- Opening Delimiter -

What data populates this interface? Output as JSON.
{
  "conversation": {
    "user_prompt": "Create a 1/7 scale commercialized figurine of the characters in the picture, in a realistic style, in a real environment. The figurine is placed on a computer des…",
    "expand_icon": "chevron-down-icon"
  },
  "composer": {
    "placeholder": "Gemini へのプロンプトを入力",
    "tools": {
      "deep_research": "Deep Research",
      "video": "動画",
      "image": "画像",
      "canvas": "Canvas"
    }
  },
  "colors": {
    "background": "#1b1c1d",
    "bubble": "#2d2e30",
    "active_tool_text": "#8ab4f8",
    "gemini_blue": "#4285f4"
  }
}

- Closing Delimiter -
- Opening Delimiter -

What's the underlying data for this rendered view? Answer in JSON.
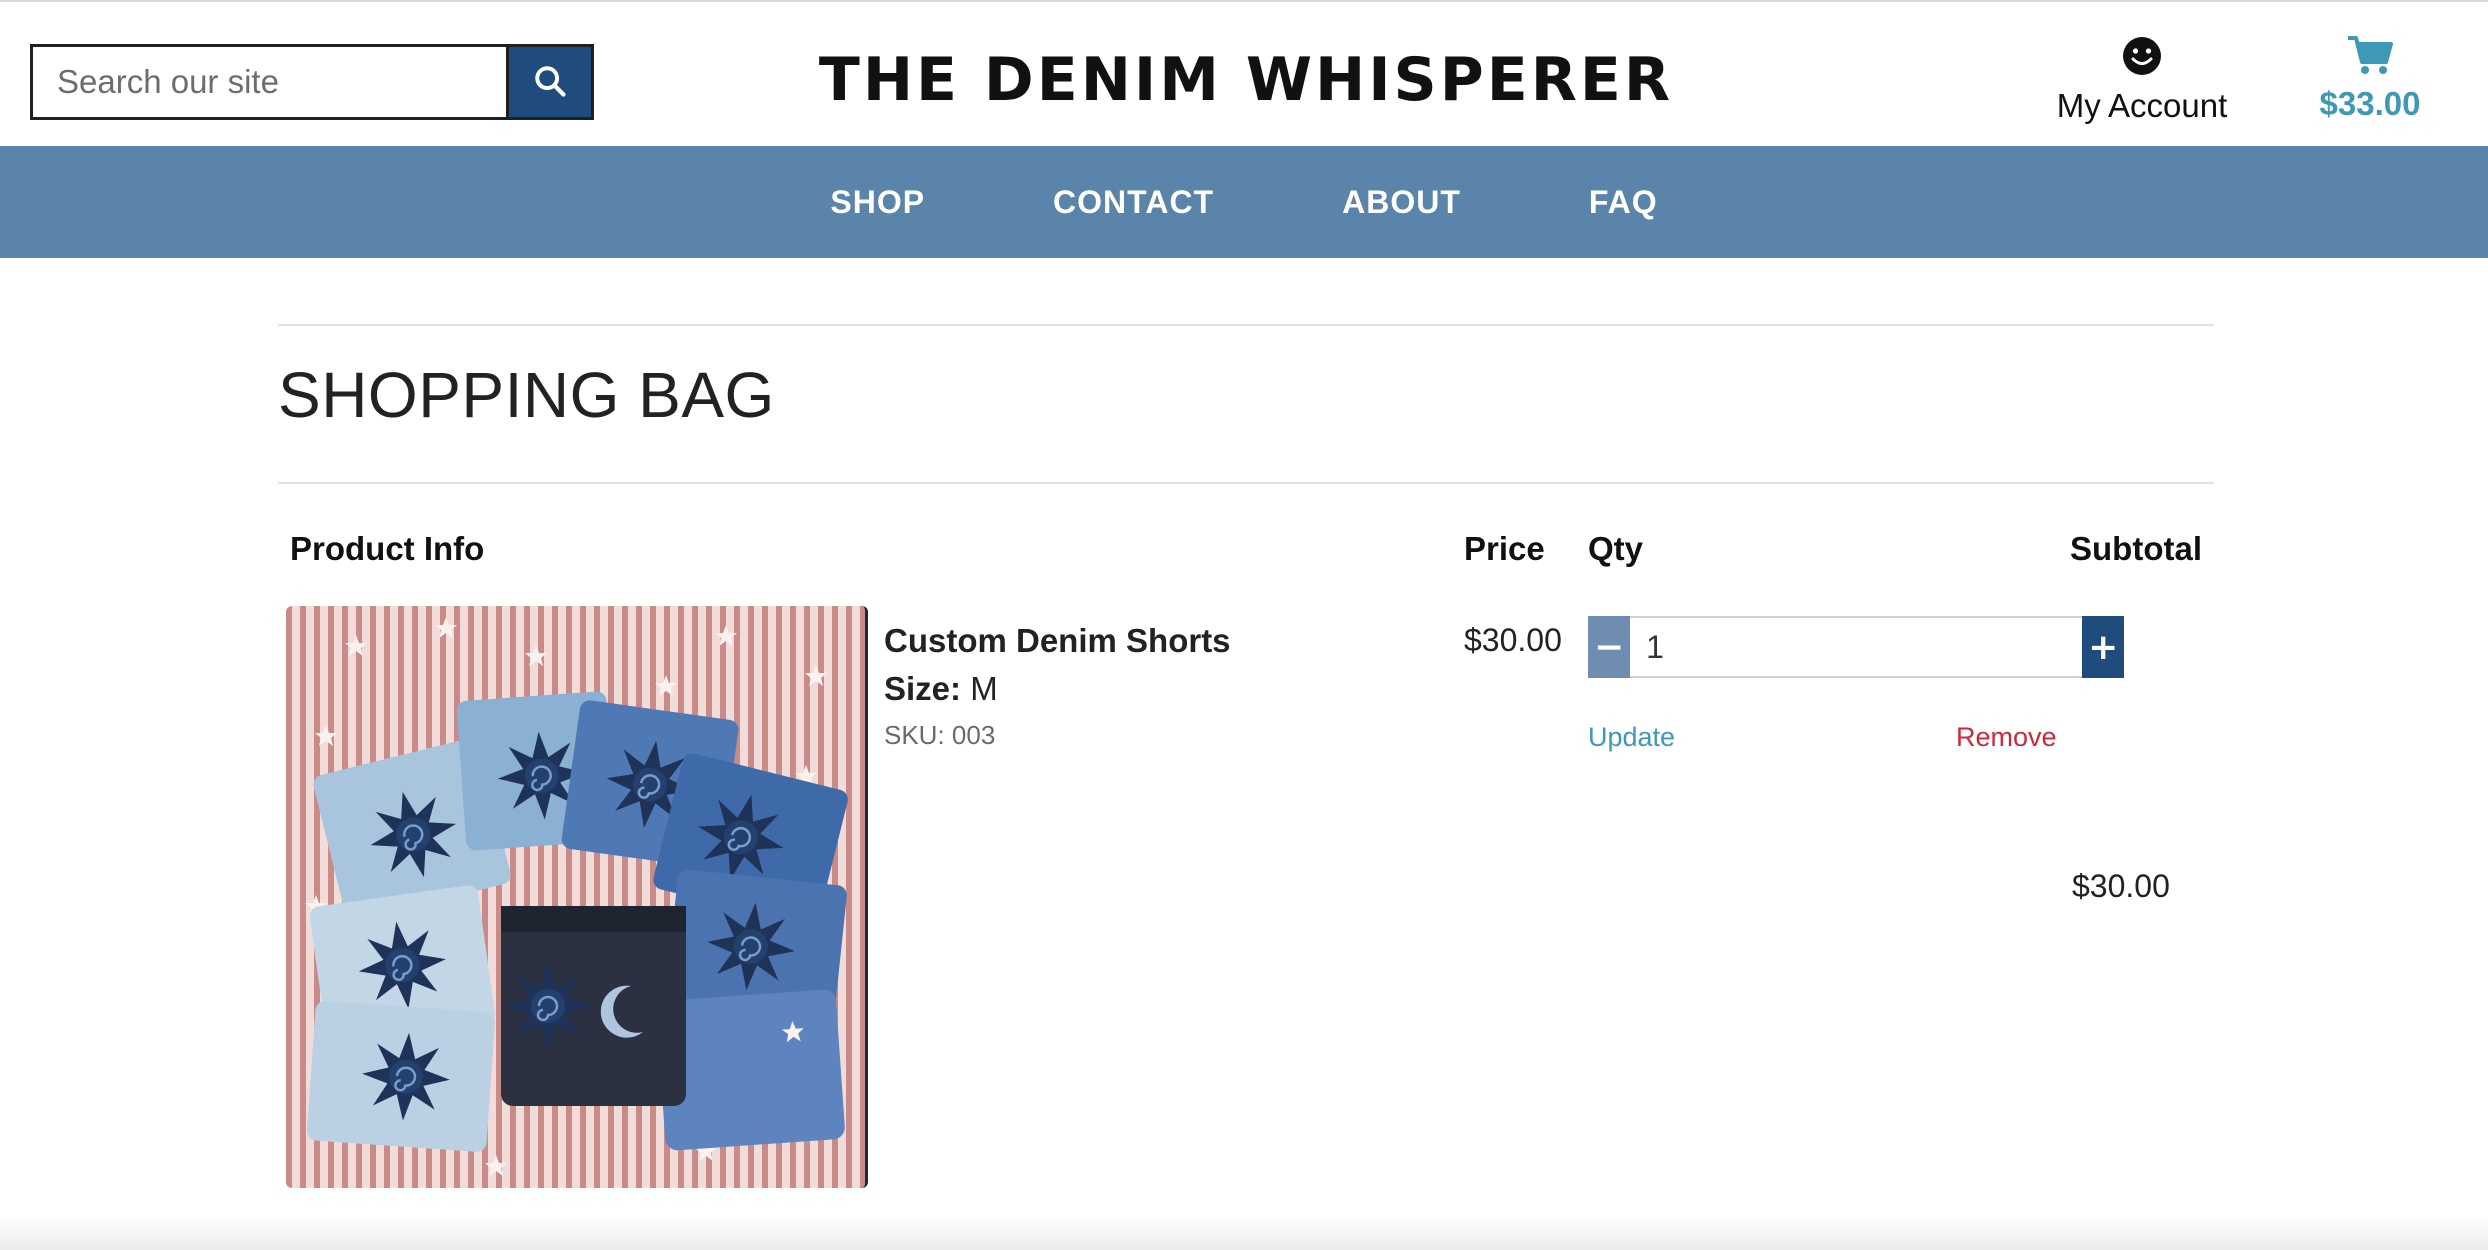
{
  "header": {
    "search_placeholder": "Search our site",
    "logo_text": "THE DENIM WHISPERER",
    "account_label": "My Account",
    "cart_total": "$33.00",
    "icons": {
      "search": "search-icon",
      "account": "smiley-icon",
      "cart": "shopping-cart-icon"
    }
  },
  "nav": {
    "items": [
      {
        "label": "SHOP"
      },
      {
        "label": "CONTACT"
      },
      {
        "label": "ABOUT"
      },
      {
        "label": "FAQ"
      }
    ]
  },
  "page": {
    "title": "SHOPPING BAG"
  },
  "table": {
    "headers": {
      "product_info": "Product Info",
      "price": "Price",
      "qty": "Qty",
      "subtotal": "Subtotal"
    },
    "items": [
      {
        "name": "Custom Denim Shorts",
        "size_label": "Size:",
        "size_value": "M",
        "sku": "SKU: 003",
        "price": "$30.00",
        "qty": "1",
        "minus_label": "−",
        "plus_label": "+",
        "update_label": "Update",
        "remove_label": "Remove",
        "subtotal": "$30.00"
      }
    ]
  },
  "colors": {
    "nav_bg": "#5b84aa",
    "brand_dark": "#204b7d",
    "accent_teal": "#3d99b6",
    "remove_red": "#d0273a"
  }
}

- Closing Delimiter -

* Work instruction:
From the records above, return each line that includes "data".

* Your response:
What data populates this interface? Output as JSON.
What's the underlying data for this rendered view? Answer in JSON.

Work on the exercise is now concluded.